* [Requirement] Please retype the entries below exactly as they are written.

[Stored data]
● ● ● ● ● ● ●
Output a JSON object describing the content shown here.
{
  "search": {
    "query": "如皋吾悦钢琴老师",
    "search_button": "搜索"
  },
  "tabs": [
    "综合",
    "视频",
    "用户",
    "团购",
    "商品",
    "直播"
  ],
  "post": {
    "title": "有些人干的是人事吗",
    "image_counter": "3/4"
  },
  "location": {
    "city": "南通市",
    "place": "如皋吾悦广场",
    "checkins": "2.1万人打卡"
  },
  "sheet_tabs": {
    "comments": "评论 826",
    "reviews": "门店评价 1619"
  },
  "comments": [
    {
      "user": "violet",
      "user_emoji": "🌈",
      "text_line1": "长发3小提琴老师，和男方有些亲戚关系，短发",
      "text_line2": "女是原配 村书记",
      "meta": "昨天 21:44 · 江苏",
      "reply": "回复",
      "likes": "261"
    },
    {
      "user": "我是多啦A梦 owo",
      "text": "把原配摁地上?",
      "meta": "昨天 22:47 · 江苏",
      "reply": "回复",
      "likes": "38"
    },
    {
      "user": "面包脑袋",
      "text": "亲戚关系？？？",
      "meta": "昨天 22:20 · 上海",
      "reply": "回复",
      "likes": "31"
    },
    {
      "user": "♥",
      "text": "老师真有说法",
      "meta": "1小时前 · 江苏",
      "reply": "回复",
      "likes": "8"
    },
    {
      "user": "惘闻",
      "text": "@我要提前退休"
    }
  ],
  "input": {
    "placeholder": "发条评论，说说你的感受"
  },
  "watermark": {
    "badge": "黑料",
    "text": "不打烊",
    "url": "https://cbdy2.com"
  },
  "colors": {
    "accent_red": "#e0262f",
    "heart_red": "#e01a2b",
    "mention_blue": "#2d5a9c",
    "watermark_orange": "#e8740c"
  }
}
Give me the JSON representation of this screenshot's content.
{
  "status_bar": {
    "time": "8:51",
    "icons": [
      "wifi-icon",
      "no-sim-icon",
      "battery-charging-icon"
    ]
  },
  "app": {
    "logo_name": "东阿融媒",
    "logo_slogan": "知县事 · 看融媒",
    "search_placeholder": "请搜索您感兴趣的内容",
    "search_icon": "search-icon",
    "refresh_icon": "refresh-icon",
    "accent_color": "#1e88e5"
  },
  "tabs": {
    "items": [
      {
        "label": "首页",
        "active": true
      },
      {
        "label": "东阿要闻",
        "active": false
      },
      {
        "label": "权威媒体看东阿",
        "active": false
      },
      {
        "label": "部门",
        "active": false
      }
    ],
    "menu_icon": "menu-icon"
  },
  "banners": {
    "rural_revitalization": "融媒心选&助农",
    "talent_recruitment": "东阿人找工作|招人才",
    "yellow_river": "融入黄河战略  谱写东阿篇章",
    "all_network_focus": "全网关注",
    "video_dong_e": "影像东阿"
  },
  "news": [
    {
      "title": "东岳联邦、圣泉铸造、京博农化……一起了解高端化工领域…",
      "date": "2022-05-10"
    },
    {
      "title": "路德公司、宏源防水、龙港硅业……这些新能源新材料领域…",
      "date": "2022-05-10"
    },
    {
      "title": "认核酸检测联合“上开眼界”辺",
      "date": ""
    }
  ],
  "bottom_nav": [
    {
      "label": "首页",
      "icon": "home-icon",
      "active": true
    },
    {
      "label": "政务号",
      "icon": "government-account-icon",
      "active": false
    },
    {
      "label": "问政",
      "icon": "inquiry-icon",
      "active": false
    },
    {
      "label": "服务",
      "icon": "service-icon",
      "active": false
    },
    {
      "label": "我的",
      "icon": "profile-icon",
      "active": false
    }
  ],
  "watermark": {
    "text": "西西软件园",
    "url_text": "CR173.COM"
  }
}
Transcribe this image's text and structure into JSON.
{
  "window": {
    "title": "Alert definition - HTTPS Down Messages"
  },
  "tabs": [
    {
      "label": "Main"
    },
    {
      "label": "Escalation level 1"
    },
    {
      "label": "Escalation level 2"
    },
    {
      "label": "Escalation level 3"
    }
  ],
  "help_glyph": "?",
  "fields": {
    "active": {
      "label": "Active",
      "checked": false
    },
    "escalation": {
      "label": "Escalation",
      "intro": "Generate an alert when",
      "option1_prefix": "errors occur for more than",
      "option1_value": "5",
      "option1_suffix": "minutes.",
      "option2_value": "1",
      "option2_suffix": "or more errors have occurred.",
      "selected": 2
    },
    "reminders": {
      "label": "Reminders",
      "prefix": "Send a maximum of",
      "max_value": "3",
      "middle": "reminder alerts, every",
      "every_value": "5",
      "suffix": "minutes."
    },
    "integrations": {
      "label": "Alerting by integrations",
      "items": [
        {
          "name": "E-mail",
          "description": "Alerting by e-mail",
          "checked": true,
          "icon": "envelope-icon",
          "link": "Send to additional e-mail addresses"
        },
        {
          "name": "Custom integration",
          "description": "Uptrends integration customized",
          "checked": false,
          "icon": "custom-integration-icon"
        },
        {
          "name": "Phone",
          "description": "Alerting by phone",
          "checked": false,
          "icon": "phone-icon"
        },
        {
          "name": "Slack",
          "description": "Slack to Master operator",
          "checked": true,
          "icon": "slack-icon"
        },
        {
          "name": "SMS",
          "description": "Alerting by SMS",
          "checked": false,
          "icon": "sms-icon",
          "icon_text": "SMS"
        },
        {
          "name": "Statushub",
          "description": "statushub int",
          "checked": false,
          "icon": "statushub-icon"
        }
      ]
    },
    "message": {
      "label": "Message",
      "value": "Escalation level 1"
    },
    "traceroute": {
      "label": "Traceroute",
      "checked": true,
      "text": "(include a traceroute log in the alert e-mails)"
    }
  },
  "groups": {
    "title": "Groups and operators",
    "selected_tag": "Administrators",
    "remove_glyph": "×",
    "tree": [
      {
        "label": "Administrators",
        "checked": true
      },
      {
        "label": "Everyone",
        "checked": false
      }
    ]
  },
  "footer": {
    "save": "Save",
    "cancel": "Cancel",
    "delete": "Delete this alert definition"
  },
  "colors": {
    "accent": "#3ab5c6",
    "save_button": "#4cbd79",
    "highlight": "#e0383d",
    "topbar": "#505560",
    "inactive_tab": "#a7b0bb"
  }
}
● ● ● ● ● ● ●
* [Result for this exercise]
Output a JSON object describing the content shown here.
{
  "search": {
    "query": "如皋吾悦钢琴老师",
    "search_button": "搜索"
  },
  "tabs": [
    "综合",
    "视频",
    "用户",
    "团购",
    "商品",
    "直播"
  ],
  "post": {
    "title": "有些人干的是人事吗",
    "image_counter": "3/4"
  },
  "location": {
    "city": "南通市",
    "place": "如皋吾悦广场",
    "checkins": "2.1万人打卡"
  },
  "sheet_tabs": {
    "comments": "评论 826",
    "reviews": "门店评价 1619"
  },
  "comments": [
    {
      "user": "violet",
      "user_emoji": "🌈",
      "text_line1": "长发3小提琴老师，和男方有些亲戚关系，短发",
      "text_line2": "女是原配 村书记",
      "meta": "昨天 21:44 · 江苏",
      "reply": "回复",
      "likes": "261"
    },
    {
      "user": "我是多啦A梦 owo",
      "text": "把原配摁地上?",
      "meta": "昨天 22:47 · 江苏",
      "reply": "回复",
      "likes": "38"
    },
    {
      "user": "面包脑袋",
      "text": "亲戚关系？？？",
      "meta": "昨天 22:20 · 上海",
      "reply": "回复",
      "likes": "31"
    },
    {
      "user": "♥",
      "text": "老师真有说法",
      "meta": "1小时前 · 江苏",
      "reply": "回复",
      "likes": "8"
    },
    {
      "user": "惘闻",
      "text": "@我要提前退休"
    }
  ],
  "input": {
    "placeholder": "发条评论，说说你的感受"
  },
  "watermark": {
    "badge": "黑料",
    "text": "不打烊",
    "url": "https://cbdy2.com"
  },
  "colors": {
    "accent_red": "#e0262f",
    "heart_red": "#e01a2b",
    "mention_blue": "#2d5a9c",
    "watermark_orange": "#e8740c"
  }
}
Give me the JSON representation of this screenshot's content.
{
  "status_bar": {
    "time": "8:51",
    "icons": [
      "wifi-icon",
      "no-sim-icon",
      "battery-charging-icon"
    ]
  },
  "app": {
    "logo_name": "东阿融媒",
    "logo_slogan": "知县事 · 看融媒",
    "search_placeholder": "请搜索您感兴趣的内容",
    "search_icon": "search-icon",
    "refresh_icon": "refresh-icon",
    "accent_color": "#1e88e5"
  },
  "tabs": {
    "items": [
      {
        "label": "首页",
        "active": true
      },
      {
        "label": "东阿要闻",
        "active": false
      },
      {
        "label": "权威媒体看东阿",
        "active": false
      },
      {
        "label": "部门",
        "active": false
      }
    ],
    "menu_icon": "menu-icon"
  },
  "banners": {
    "rural_revitalization": "融媒心选&助农",
    "talent_recruitment": "东阿人找工作|招人才",
    "yellow_river": "融入黄河战略  谱写东阿篇章",
    "all_network_focus": "全网关注",
    "video_dong_e": "影像东阿"
  },
  "news": [
    {
      "title": "东岳联邦、圣泉铸造、京博农化……一起了解高端化工领域…",
      "date": "2022-05-10"
    },
    {
      "title": "路德公司、宏源防水、龙港硅业……这些新能源新材料领域…",
      "date": "2022-05-10"
    },
    {
      "title": "认核酸检测联合“上开眼界”辺",
      "date": ""
    }
  ],
  "bottom_nav": [
    {
      "label": "首页",
      "icon": "home-icon",
      "active": true
    },
    {
      "label": "政务号",
      "icon": "government-account-icon",
      "active": false
    },
    {
      "label": "问政",
      "icon": "inquiry-icon",
      "active": false
    },
    {
      "label": "服务",
      "icon": "service-icon",
      "active": false
    },
    {
      "label": "我的",
      "icon": "profile-icon",
      "active": false
    }
  ],
  "watermark": {
    "text": "西西软件园",
    "url_text": "CR173.COM"
  }
}
Transcribe this image's text and structure into JSON.
{
  "window": {
    "title": "Alert definition - HTTPS Down Messages"
  },
  "tabs": [
    {
      "label": "Main"
    },
    {
      "label": "Escalation level 1"
    },
    {
      "label": "Escalation level 2"
    },
    {
      "label": "Escalation level 3"
    }
  ],
  "help_glyph": "?",
  "fields": {
    "active": {
      "label": "Active",
      "checked": false
    },
    "escalation": {
      "label": "Escalation",
      "intro": "Generate an alert when",
      "option1_prefix": "errors occur for more than",
      "option1_value": "5",
      "option1_suffix": "minutes.",
      "option2_value": "1",
      "option2_suffix": "or more errors have occurred.",
      "selected": 2
    },
    "reminders": {
      "label": "Reminders",
      "prefix": "Send a maximum of",
      "max_value": "3",
      "middle": "reminder alerts, every",
      "every_value": "5",
      "suffix": "minutes."
    },
    "integrations": {
      "label": "Alerting by integrations",
      "items": [
        {
          "name": "E-mail",
          "description": "Alerting by e-mail",
          "checked": true,
          "icon": "envelope-icon",
          "link": "Send to additional e-mail addresses"
        },
        {
          "name": "Custom integration",
          "description": "Uptrends integration customized",
          "checked": false,
          "icon": "custom-integration-icon"
        },
        {
          "name": "Phone",
          "description": "Alerting by phone",
          "checked": false,
          "icon": "phone-icon"
        },
        {
          "name": "Slack",
          "description": "Slack to Master operator",
          "checked": true,
          "icon": "slack-icon"
        },
        {
          "name": "SMS",
          "description": "Alerting by SMS",
          "checked": false,
          "icon": "sms-icon",
          "icon_text": "SMS"
        },
        {
          "name": "Statushub",
          "description": "statushub int",
          "checked": false,
          "icon": "statushub-icon"
        }
      ]
    },
    "message": {
      "label": "Message",
      "value": "Escalation level 1"
    },
    "traceroute": {
      "label": "Traceroute",
      "checked": true,
      "text": "(include a traceroute log in the alert e-mails)"
    }
  },
  "groups": {
    "title": "Groups and operators",
    "selected_tag": "Administrators",
    "remove_glyph": "×",
    "tree": [
      {
        "label": "Administrators",
        "checked": true
      },
      {
        "label": "Everyone",
        "checked": false
      }
    ]
  },
  "footer": {
    "save": "Save",
    "cancel": "Cancel",
    "delete": "Delete this alert definition"
  },
  "colors": {
    "accent": "#3ab5c6",
    "save_button": "#4cbd79",
    "highlight": "#e0383d",
    "topbar": "#505560",
    "inactive_tab": "#a7b0bb"
  }
}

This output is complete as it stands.